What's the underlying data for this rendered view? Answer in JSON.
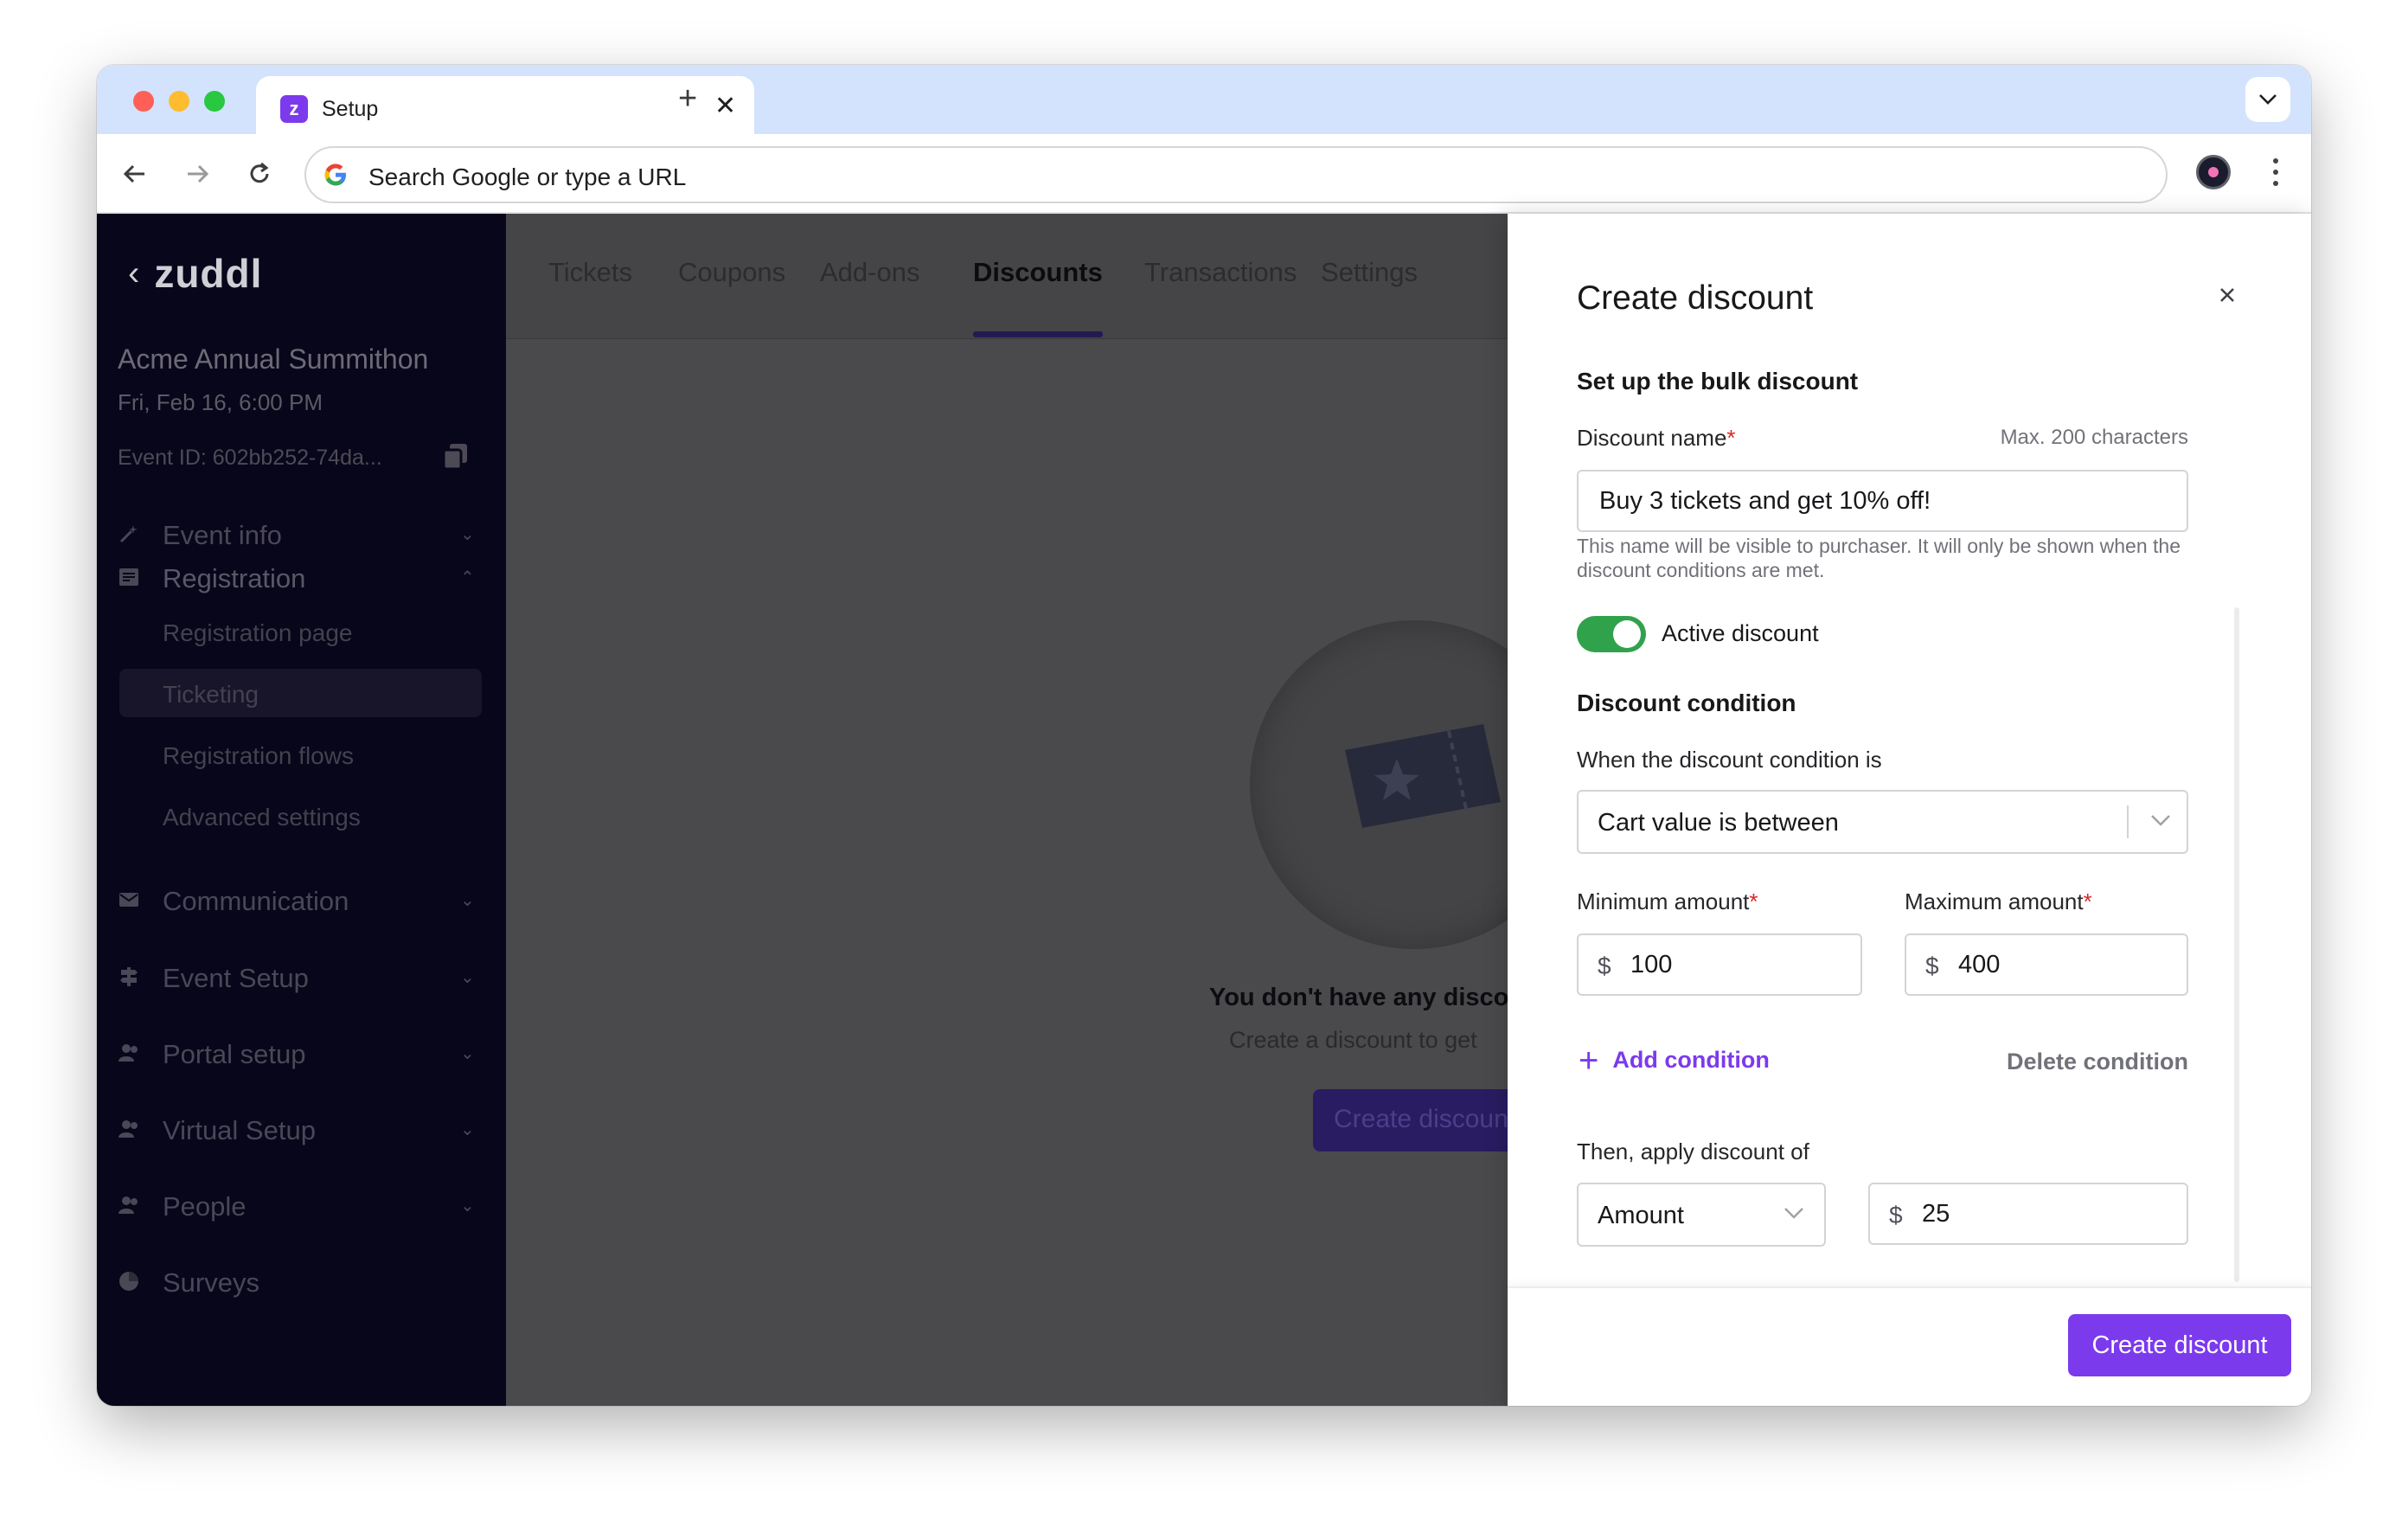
{
  "browser": {
    "tab_title": "Setup",
    "tab_close": "✕",
    "new_tab": "+",
    "omnibox_placeholder": "Search Google or type a URL"
  },
  "sidebar": {
    "brand": "zuddl",
    "event_title": "Acme Annual Summithon",
    "event_date": "Fri, Feb 16, 6:00 PM",
    "event_id": "Event ID: 602bb252-74da...",
    "items": [
      {
        "label": "Event info",
        "icon": "magic-wand-icon"
      },
      {
        "label": "Registration",
        "icon": "form-icon"
      },
      {
        "label": "Communication",
        "icon": "mail-icon"
      },
      {
        "label": "Event Setup",
        "icon": "signpost-icon"
      },
      {
        "label": "Portal setup",
        "icon": "people-icon"
      },
      {
        "label": "Virtual Setup",
        "icon": "people-icon"
      },
      {
        "label": "People",
        "icon": "people-icon"
      },
      {
        "label": "Surveys",
        "icon": "pie-chart-icon"
      }
    ],
    "registration_sub": [
      "Registration page",
      "Ticketing",
      "Registration flows",
      "Advanced settings"
    ]
  },
  "main": {
    "tabs": [
      "Tickets",
      "Coupons",
      "Add-ons",
      "Discounts",
      "Transactions",
      "Settings"
    ],
    "active_tab": "Discounts",
    "empty_title": "You don't have any disco",
    "empty_sub": "Create a discount to get",
    "empty_button": "Create discount"
  },
  "drawer": {
    "title": "Create discount",
    "section_setup": "Set up the bulk discount",
    "name_label": "Discount name",
    "required_mark": "*",
    "max_chars": "Max. 200 characters",
    "name_value": "Buy 3 tickets and get 10% off!",
    "name_hint": "This name will be visible to purchaser. It will only be shown when the discount conditions are met.",
    "active_label": "Active discount",
    "active": true,
    "section_condition": "Discount condition",
    "condition_label": "When the discount condition is",
    "condition_value": "Cart value is between",
    "min_label": "Minimum amount",
    "max_label": "Maximum amount",
    "currency": "$",
    "min_value": "100",
    "max_value": "400",
    "add_condition": "Add condition",
    "delete_condition": "Delete condition",
    "apply_label": "Then, apply discount of",
    "apply_type": "Amount",
    "apply_value": "25",
    "create_button": "Create discount"
  },
  "colors": {
    "accent": "#7c3aed",
    "toggle_on": "#31a24c",
    "sidebar_bg": "#08061a",
    "required": "#dc2626"
  }
}
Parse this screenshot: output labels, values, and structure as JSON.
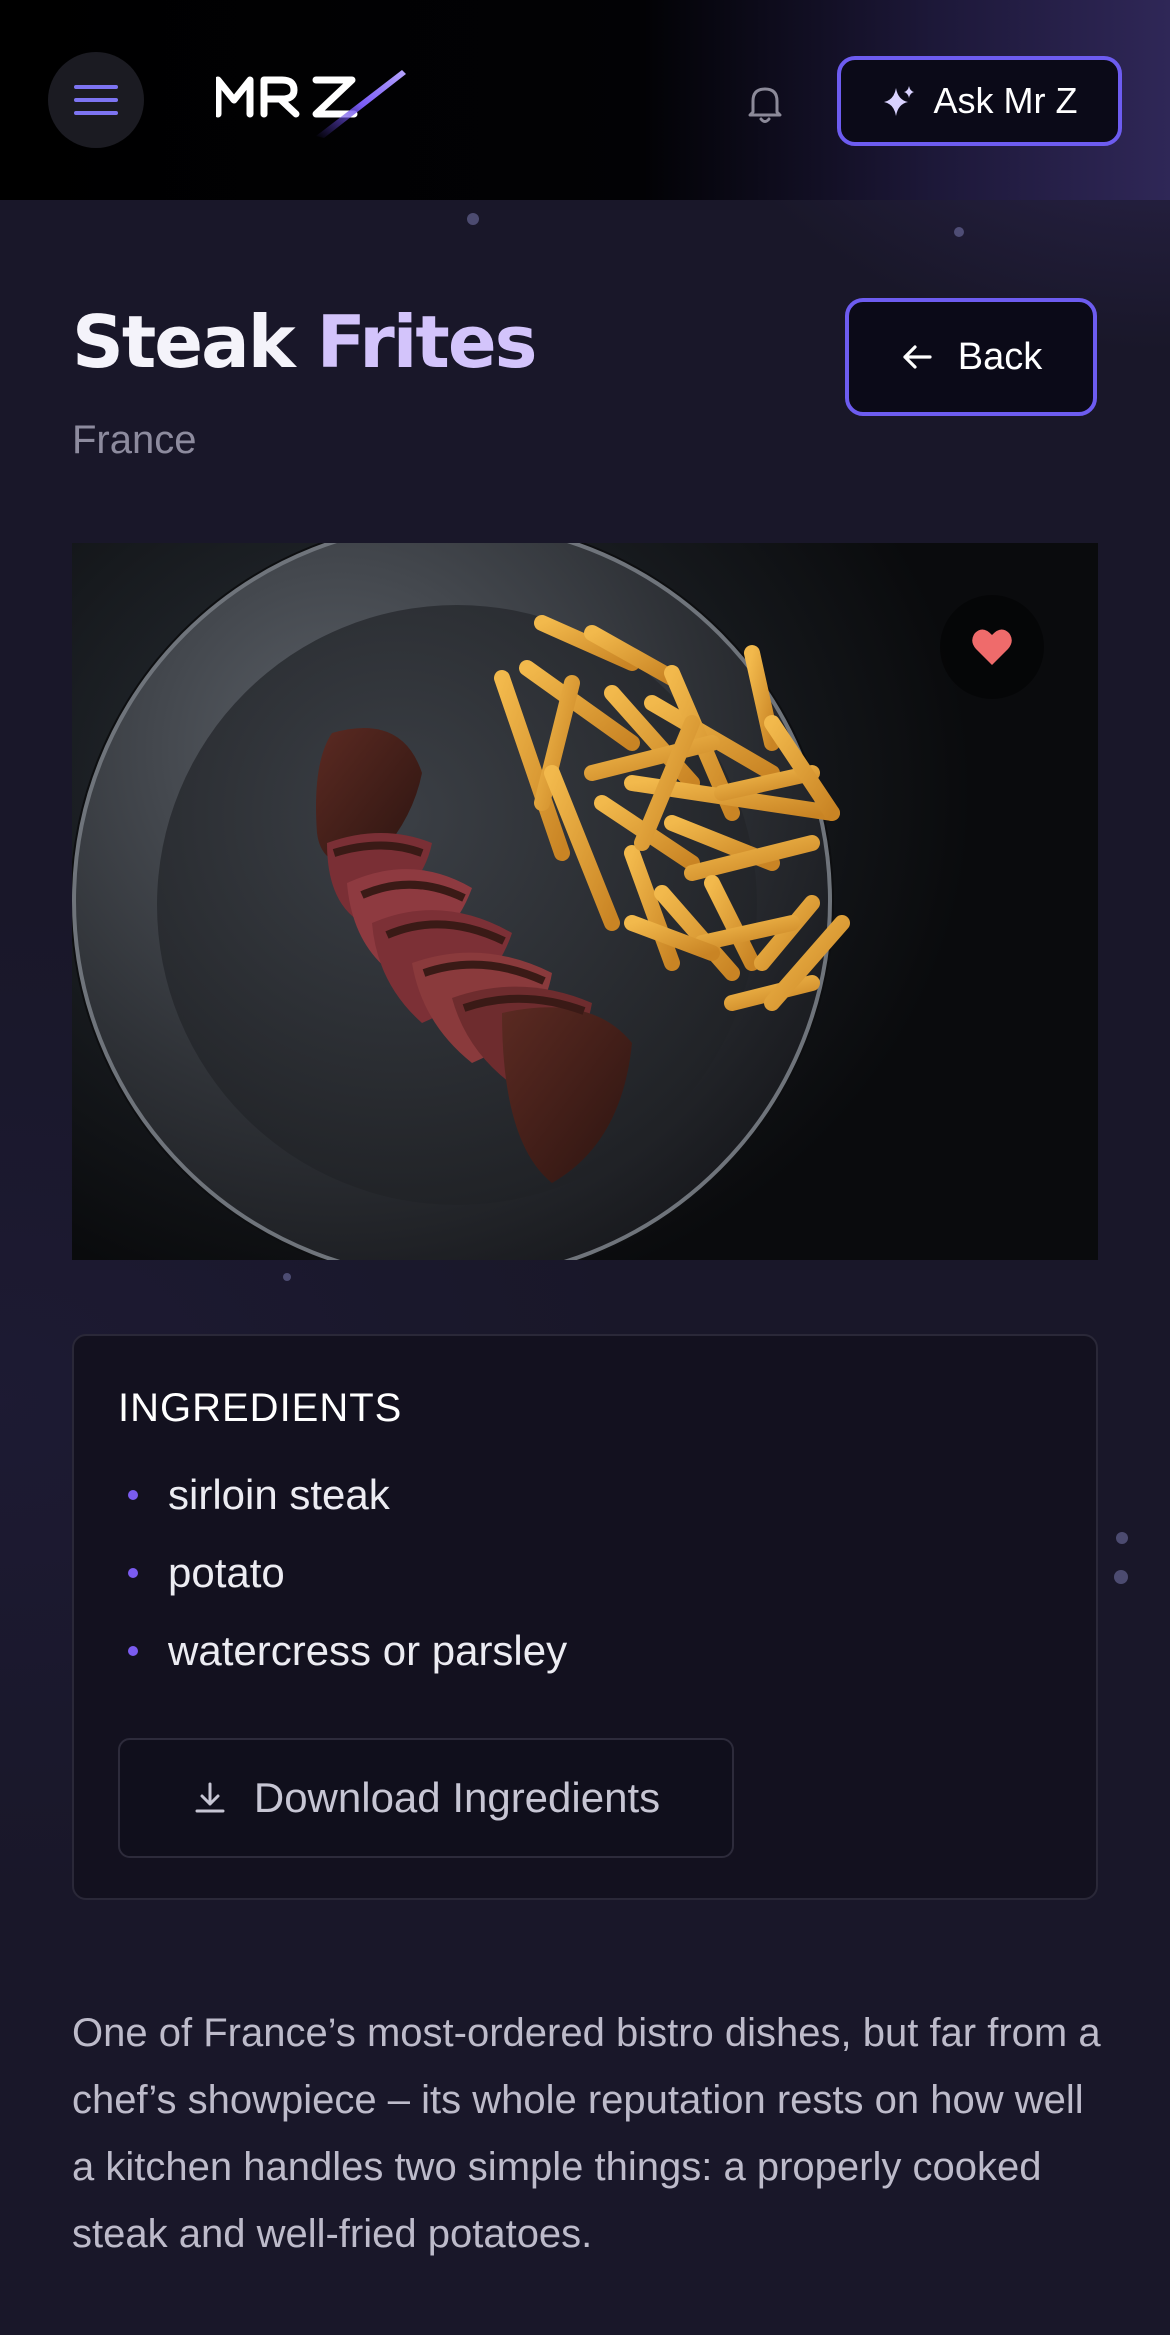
{
  "header": {
    "menu_icon": "hamburger-icon",
    "logo_text": "MRZ",
    "bell_icon": "bell-icon",
    "ask_label": "Ask Mr Z",
    "ask_icon": "sparkle-icon"
  },
  "recipe": {
    "title_word1": "Steak",
    "title_word2": "Frites",
    "country": "France",
    "back_label": "Back",
    "back_icon": "arrow-left-icon",
    "favorite_icon": "heart-icon",
    "favorited": true
  },
  "ingredients": {
    "heading": "INGREDIENTS",
    "items": [
      "sirloin steak",
      "potato",
      "watercress or parsley"
    ],
    "download_label": "Download Ingredients",
    "download_icon": "download-icon"
  },
  "description": "One of France’s most-ordered bistro dishes, but far from a chef’s showpiece – its whole reputation rests on how well a kitchen handles two simple things: a properly cooked steak and well-fried potatoes.",
  "colors": {
    "background": "#191729",
    "accent": "#6d5cf0",
    "title_highlight": "#d3c4fb",
    "heart": "#ef6b6b",
    "bullet": "#7b5cf0"
  }
}
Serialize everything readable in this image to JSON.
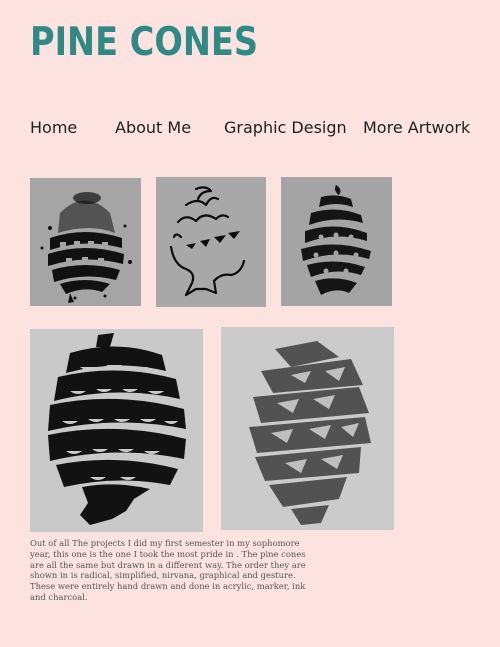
{
  "page": {
    "title": "PINE CONES"
  },
  "nav": {
    "items": [
      {
        "label": "Home"
      },
      {
        "label": "About Me"
      },
      {
        "label": "Graphic Design"
      },
      {
        "label": "More Artwork"
      }
    ]
  },
  "gallery": {
    "images": [
      {
        "name": "radical"
      },
      {
        "name": "simplified"
      },
      {
        "name": "nirvana"
      },
      {
        "name": "graphical"
      },
      {
        "name": "gesture"
      }
    ]
  },
  "caption": {
    "text": "Out of all The projects I did my first semester in my sophomore year, this one is the one I took the most pride in . The pine cones are all the same but drawn in a different way. The order they are shown in is radical, simplified, nirvana, graphical and gesture. These were entirely hand drawn and done in acrylic, marker, ink and charcoal."
  },
  "colors": {
    "background": "#fde3df",
    "title": "#2f8a86",
    "nav_text": "#1f1f1f",
    "caption_text": "#555555"
  }
}
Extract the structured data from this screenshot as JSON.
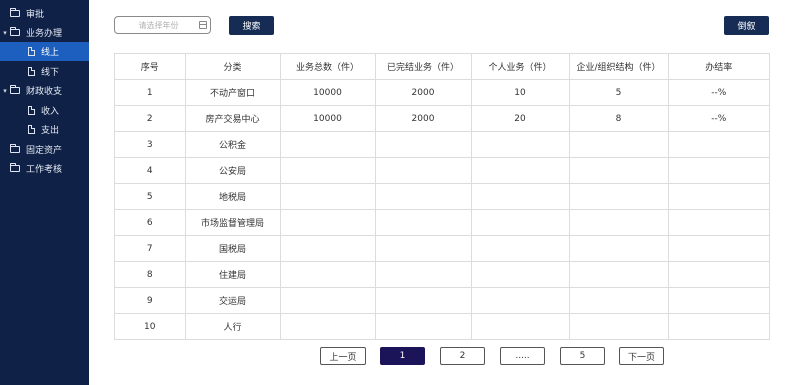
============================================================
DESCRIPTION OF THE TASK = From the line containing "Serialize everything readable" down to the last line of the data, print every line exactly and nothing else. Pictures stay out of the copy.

ANSWER TO THIS PROBLEM =
Serialize everything readable in this image to JSON.
{
  "page": {
    "title": "PINE CONES"
  },
  "nav": {
    "items": [
      {
        "label": "Home"
      },
      {
        "label": "About Me"
      },
      {
        "label": "Graphic Design"
      },
      {
        "label": "More Artwork"
      }
    ]
  },
  "gallery": {
    "images": [
      {
        "name": "radical"
      },
      {
        "name": "simplified"
      },
      {
        "name": "nirvana"
      },
      {
        "name": "graphical"
      },
      {
        "name": "gesture"
      }
    ]
  },
  "caption": {
    "text": "Out of all The projects I did my first semester in my sophomore year, this one is the one I took the most pride in . The pine cones are all the same but drawn in a different way. The order they are shown in is radical, simplified, nirvana, graphical and gesture. These were entirely hand drawn and done in acrylic, marker, ink and charcoal."
  },
  "colors": {
    "background": "#fde3df",
    "title": "#2f8a86",
    "nav_text": "#1f1f1f",
    "caption_text": "#555555"
  }
}
Extract the structured data from this screenshot as JSON.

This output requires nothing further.